What does LASIK feel like?

It’s natural to be fearful before LASIK surgery; after all, your surgeon will be operating on one of the most sensitive parts of your body. But the more you educate yourself about the procedure and read accounts of the surgery the less likely it is you’ll be held back by these fears. Learn more about what to expect during LASIK at our New Jersey office below.

Preparing for the Surgery

First you will be asked to lie down on an exam chair. A technician will place numbing drops in your eyes and then clean your eyes. This part of the process is pain free and not too uncomfortable.

Next a technician will place a speculum on your eyes to hold your eyelids open. This is one of the aspects of LASIK that tends to frighten people, but rest assured, the numbing drops ensure that your eyes will not dry out while the speculum is in place. You will not feel the overwhelming need to blink that you normally feel.

During Surgery

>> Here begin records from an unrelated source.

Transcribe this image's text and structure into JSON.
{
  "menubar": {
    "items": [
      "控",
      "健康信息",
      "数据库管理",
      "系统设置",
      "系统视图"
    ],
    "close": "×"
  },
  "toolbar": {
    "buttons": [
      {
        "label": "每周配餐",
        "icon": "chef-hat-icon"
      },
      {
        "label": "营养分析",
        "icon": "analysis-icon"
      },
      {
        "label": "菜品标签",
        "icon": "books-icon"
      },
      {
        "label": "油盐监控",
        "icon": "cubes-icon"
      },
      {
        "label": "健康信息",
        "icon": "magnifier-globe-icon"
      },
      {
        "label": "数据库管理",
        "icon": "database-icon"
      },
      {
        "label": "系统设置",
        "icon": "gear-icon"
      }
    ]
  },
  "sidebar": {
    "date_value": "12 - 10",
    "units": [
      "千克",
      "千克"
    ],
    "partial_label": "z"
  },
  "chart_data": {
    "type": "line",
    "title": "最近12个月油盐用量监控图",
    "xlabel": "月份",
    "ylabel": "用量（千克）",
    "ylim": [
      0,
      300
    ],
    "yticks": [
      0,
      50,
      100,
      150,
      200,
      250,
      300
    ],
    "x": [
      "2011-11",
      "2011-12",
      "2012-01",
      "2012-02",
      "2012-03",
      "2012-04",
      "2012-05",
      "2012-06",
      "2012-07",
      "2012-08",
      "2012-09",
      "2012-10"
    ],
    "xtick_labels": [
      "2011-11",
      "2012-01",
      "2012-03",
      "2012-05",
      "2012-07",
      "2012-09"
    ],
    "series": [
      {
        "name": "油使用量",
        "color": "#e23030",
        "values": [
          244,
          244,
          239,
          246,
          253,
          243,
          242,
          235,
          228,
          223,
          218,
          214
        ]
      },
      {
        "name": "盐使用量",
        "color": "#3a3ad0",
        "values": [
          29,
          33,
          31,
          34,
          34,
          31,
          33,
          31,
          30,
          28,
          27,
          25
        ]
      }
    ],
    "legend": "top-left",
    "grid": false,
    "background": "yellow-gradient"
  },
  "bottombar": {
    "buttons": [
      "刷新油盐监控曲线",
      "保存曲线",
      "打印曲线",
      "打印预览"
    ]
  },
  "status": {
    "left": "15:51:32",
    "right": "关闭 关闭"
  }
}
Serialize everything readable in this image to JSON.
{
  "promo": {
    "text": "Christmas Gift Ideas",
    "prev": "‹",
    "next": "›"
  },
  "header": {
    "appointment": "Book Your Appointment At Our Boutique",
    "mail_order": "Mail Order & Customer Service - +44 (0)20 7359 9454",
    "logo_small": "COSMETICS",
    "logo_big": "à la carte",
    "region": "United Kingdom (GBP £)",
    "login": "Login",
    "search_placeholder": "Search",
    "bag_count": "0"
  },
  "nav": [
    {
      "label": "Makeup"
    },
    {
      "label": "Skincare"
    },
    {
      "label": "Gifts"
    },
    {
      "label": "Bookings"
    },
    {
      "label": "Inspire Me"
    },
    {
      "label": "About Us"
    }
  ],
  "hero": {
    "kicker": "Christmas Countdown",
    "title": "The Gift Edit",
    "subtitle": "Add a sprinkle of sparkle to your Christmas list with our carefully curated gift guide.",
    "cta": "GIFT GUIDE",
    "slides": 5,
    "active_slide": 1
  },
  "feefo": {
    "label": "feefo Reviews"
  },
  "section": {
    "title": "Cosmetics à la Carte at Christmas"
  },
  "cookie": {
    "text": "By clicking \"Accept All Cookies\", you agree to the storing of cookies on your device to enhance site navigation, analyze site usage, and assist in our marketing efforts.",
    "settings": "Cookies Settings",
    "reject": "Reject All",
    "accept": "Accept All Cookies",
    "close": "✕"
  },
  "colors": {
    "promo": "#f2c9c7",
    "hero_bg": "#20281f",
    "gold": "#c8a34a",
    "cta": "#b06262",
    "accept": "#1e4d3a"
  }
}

The LASIK procedure does not usually take more than 30 minutes. The procedure begins with the creation of a corneal flap. The flap can be created with a microkeratome or with an Intralase laser, with either method you can expect to feel pressure and your vision will dim. Your vision will likely be blurry for the rest of the procedure.

After the flap is created and lifted, your LASIK surgeon will position the laser over your eye and ask you to keep your eyes focused on the light. The light is not actually the laser itself, it just helps keep your eyes fixed. When your surgeon starts the laser treatment you will see, hear, and smell several things. The laser ticks during treatment, and as it shapes the cornea you may start to smell burning tissue.

The laser is programmed to shape a precise amount of tissue on your cornea, and there is not much you can do to negatively affect results. Many patients fear that they will be unable to focus on a fixed object long enough during treatment, but advanced laser technology allows the laser to compensate for small movements of the eye, so there is nothing to be too concerned with.

After Surgery

Immediately after surgery a shield will be placed over your eyes to protect them from outside elements. Your eyes may burn or itch and you may feel the need to rub them. It is important that you leave your eyes alone; if you rub them you may dislodge the corneal flap. After the procedure you should go home and rest immediately.